### REQUIREMENT
For the listing below, give the number of lines in which "subtitle" occurs. Add nothing.

++++ RECORDS FOR THE TASK

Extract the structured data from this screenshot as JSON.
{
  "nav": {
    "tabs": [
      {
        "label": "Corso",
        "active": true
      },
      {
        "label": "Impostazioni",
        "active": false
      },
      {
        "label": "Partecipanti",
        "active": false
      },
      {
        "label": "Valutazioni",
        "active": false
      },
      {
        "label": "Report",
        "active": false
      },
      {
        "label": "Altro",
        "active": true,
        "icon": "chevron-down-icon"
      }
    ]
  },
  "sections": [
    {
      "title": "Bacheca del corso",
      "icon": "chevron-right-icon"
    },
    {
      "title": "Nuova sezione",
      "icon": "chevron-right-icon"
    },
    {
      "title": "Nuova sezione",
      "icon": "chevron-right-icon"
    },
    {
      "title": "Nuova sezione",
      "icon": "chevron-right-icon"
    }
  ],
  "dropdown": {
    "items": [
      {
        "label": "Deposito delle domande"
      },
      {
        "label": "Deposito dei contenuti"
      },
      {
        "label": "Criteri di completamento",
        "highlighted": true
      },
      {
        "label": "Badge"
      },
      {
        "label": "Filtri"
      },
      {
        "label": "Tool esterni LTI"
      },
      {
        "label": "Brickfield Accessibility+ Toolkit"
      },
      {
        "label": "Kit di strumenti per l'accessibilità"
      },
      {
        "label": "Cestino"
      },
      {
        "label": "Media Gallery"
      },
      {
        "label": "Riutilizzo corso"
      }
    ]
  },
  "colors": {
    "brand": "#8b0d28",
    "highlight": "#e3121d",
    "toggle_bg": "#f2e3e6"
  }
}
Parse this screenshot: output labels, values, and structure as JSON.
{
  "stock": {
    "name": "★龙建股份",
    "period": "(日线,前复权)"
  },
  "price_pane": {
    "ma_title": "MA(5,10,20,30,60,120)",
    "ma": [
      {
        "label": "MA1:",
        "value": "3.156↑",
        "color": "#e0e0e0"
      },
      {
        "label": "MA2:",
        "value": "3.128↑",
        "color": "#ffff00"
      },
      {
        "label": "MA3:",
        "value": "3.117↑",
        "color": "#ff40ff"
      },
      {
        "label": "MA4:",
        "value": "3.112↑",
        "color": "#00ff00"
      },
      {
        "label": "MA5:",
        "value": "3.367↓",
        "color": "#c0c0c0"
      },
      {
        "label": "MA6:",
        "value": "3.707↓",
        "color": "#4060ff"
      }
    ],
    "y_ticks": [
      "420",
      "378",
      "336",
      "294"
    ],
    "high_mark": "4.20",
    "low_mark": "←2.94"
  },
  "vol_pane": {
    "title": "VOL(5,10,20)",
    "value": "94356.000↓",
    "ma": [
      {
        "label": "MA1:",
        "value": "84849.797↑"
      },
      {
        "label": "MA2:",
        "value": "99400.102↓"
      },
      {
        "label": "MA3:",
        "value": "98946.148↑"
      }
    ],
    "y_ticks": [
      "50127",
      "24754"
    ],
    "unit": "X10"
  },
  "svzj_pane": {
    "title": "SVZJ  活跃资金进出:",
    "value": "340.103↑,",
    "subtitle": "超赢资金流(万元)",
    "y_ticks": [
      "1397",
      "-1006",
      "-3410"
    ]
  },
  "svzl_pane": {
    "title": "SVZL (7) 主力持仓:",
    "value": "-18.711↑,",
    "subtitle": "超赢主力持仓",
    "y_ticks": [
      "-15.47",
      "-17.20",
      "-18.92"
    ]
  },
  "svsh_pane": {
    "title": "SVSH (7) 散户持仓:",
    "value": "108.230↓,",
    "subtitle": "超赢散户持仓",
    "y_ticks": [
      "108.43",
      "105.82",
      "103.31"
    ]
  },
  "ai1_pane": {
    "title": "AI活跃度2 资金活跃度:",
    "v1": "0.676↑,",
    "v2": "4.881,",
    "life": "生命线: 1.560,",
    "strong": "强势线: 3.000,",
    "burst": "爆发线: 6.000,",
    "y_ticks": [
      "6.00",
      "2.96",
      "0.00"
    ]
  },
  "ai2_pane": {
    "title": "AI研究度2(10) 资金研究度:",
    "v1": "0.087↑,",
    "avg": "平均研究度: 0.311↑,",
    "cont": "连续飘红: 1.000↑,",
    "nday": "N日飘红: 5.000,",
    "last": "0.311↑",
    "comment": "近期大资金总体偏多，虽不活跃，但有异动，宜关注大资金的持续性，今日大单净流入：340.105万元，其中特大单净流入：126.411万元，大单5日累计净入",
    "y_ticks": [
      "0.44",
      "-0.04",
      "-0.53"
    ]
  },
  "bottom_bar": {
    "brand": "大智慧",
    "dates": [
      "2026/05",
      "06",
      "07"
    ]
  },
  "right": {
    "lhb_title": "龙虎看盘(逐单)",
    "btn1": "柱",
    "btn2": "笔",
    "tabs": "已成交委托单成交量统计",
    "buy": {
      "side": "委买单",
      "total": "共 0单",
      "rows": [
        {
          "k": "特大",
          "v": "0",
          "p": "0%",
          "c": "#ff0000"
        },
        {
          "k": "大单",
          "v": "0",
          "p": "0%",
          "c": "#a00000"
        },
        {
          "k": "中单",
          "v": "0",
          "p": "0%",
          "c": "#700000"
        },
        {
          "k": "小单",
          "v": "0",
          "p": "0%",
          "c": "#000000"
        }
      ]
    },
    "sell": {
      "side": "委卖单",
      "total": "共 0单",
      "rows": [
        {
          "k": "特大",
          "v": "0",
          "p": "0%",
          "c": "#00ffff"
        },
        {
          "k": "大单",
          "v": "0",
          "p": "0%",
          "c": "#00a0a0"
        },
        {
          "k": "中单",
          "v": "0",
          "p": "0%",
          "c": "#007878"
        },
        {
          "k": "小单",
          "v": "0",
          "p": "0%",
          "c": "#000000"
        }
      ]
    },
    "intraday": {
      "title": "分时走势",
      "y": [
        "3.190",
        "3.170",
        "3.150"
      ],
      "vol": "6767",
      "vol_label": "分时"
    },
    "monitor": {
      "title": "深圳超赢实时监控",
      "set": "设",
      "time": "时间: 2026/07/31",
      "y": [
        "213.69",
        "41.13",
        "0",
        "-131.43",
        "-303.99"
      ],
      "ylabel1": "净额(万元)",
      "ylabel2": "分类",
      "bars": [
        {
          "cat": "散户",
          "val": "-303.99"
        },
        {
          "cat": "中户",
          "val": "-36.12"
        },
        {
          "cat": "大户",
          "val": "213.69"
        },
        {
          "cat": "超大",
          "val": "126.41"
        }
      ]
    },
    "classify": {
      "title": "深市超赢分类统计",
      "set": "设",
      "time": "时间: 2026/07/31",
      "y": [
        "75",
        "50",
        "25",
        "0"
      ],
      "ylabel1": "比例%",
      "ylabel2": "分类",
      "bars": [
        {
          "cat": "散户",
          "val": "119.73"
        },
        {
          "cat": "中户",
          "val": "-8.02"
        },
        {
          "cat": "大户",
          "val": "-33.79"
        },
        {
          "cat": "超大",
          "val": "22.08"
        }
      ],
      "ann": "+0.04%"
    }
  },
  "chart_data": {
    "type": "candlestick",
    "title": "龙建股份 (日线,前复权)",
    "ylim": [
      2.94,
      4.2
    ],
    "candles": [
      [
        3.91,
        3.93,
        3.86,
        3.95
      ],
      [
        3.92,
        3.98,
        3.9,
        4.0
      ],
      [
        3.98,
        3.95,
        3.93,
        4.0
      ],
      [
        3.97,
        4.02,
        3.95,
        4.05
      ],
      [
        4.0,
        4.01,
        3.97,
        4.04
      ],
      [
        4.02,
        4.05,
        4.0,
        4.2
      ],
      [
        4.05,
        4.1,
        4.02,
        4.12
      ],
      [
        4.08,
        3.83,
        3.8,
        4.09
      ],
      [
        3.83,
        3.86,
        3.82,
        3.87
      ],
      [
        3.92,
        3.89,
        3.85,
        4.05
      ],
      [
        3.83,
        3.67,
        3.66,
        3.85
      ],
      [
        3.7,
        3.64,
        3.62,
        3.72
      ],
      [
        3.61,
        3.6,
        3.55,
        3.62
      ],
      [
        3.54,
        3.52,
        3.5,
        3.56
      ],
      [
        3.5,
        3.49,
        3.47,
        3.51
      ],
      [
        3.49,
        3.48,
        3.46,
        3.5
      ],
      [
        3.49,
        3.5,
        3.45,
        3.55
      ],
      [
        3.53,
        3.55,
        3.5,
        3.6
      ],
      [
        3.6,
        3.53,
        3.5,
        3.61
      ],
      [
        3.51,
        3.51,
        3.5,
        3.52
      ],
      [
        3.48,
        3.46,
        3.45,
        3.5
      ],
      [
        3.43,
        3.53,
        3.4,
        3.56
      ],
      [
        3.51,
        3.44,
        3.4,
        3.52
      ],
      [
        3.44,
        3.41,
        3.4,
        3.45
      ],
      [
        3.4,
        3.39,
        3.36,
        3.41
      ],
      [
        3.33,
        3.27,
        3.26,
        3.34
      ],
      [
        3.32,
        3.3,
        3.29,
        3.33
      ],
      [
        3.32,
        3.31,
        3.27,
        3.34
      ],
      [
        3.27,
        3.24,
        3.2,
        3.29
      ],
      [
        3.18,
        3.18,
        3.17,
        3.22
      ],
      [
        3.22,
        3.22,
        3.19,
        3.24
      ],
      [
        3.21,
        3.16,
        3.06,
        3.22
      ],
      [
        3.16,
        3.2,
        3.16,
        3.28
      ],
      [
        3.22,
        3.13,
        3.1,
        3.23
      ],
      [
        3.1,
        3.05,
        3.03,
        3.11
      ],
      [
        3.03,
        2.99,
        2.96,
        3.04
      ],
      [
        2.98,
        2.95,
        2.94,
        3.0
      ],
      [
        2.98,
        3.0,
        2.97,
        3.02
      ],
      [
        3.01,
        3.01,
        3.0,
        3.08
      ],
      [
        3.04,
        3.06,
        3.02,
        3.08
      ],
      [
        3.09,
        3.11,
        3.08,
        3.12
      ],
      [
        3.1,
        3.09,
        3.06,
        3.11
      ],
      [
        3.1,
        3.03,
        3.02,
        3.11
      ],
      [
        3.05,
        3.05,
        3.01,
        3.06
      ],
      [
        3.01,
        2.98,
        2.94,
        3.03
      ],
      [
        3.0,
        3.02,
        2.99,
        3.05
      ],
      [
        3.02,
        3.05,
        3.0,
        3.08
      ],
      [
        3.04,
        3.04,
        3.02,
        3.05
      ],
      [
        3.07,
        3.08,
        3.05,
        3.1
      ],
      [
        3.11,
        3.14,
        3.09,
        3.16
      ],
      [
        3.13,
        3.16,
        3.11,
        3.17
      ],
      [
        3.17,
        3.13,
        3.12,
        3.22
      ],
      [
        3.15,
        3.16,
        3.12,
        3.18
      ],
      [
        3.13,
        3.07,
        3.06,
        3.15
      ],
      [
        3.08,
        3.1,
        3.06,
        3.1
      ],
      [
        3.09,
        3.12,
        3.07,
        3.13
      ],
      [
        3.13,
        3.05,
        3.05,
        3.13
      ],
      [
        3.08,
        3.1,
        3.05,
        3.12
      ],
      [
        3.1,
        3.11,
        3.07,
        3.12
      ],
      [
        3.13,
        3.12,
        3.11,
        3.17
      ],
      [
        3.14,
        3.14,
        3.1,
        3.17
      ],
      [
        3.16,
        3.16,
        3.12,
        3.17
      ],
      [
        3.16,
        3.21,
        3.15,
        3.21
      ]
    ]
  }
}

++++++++

### YOUR RESPONSE
3